I was in Brussels on Tuesday and, whilst going through correspondence, came across the term ‘Accidental American’. An English wife of such an individual had written to me explaining the problem. Her husband was born in America to non-American parents who had a short-term visa to work in the country. He left as a toddler with his family to live in France and thought no more about it. As an adult, he opened a bank account in France. The American authorities now regard him as an American citizen who is hiding his wealth in off-shore bank accounts, to avoid paying tax. By their logic, he is committing an offence. The long reaching tentacles of the American authorities and financial institutions can make life very difficult for him indeed. If he tries to acquire credit cards, open other bank accounts or borrow money, he finds his path blocked.
This individual appears to have become the spokesman for other Accidental Americans and wants the EU to discuss the problem with the USA. Apparently, the EU does not (yet) have the ‘Competence’ or power to do this. The alternative is for all 28 countries to negotiate bilaterally with the USA to reach an agreement for Europe. 28 EU countries joining together in the absence of the Commission to negotiate a deal with the US is unprecedented. At least post-Brexit the UK can agree to a quick deal with the USA for Accidental Americans here. It would seem that AAs elsewhere in Europe will have to wait for a Treaty change to give the EU even more power. The obvious solution would appear to be for an individual to renounce their US citizenship to avoid these problems. However, I am informed that this can cost between 20,000 and 60,000 US Dollars.
The real irony of this story is that there are thousands of people all over the world who are desperate to achieve American citizenship. I can’t help but speculate on the (illegal) opportunities that might arise from this!
I returned to the UK on Wednesday to be ready for an early start to Bradford the next day, where I had agreed to help our Group Staff member, Jamie Illingworth, with his local election campaign. Some Eastern members may say that Agnew should be doing this in Great Yarmouth instead. Well, the answer to that is that the Great Yarmouth leaflets were still unavailable. I will be busy there once these are to hand.

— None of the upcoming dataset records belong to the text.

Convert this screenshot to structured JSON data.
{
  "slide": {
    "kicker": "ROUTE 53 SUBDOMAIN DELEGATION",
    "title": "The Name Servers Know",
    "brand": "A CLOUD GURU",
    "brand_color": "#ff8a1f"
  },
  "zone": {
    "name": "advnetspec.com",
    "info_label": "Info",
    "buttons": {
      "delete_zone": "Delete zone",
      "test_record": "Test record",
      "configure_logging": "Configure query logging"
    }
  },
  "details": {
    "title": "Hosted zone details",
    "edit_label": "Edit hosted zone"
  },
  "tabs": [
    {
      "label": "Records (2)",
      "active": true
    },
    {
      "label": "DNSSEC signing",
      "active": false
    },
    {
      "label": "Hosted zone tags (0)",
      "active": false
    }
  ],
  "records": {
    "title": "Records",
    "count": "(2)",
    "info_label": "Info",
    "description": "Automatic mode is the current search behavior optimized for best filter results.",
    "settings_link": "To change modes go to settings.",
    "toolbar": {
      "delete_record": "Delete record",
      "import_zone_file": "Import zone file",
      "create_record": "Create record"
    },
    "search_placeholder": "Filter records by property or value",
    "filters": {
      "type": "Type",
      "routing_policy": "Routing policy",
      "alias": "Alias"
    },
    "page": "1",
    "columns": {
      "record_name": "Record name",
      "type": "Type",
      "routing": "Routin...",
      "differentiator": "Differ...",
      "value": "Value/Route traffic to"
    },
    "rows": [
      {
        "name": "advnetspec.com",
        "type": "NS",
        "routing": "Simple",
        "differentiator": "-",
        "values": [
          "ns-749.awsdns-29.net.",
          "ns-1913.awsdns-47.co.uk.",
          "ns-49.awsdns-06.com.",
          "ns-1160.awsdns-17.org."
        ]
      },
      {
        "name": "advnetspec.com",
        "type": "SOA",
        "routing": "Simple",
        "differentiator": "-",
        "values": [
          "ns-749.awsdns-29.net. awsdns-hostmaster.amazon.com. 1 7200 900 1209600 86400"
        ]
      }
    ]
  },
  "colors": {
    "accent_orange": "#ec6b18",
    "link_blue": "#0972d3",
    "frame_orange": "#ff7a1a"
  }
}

On Friday I visited my researchers at their homes. There is no doubt that my general researcher, Jeff Parkes, is starting to ruffle the feathers of officialdom with his ability to access obscure Government websites and dig for information on my behalf. Every few months his computer goes seriously on the blink, fighting for its life to repel viruses. He even had a phone call one evening on his ex-directory landline from a man who would only give his first name and a shady instruction for a number to ring for information on a very specific topic. Initially, Jeff thought his problems were due to inadequate Broadband or weak signal, but his wife’s computer was unaffected. Last week the viruses overwhelmed even the enhanced defences of Jeff’s computer (and it put up one hell of a fight) deleting new passwords the instant he tried to change them. His email address has now become toxic. The situation reminds me of the HG Wells novel, ‘The Machine Stops’. A new email address has been acquired, but I don’t think it will be long before, metaphorically speaking, sparks start to fly and fuse boards start to melt again.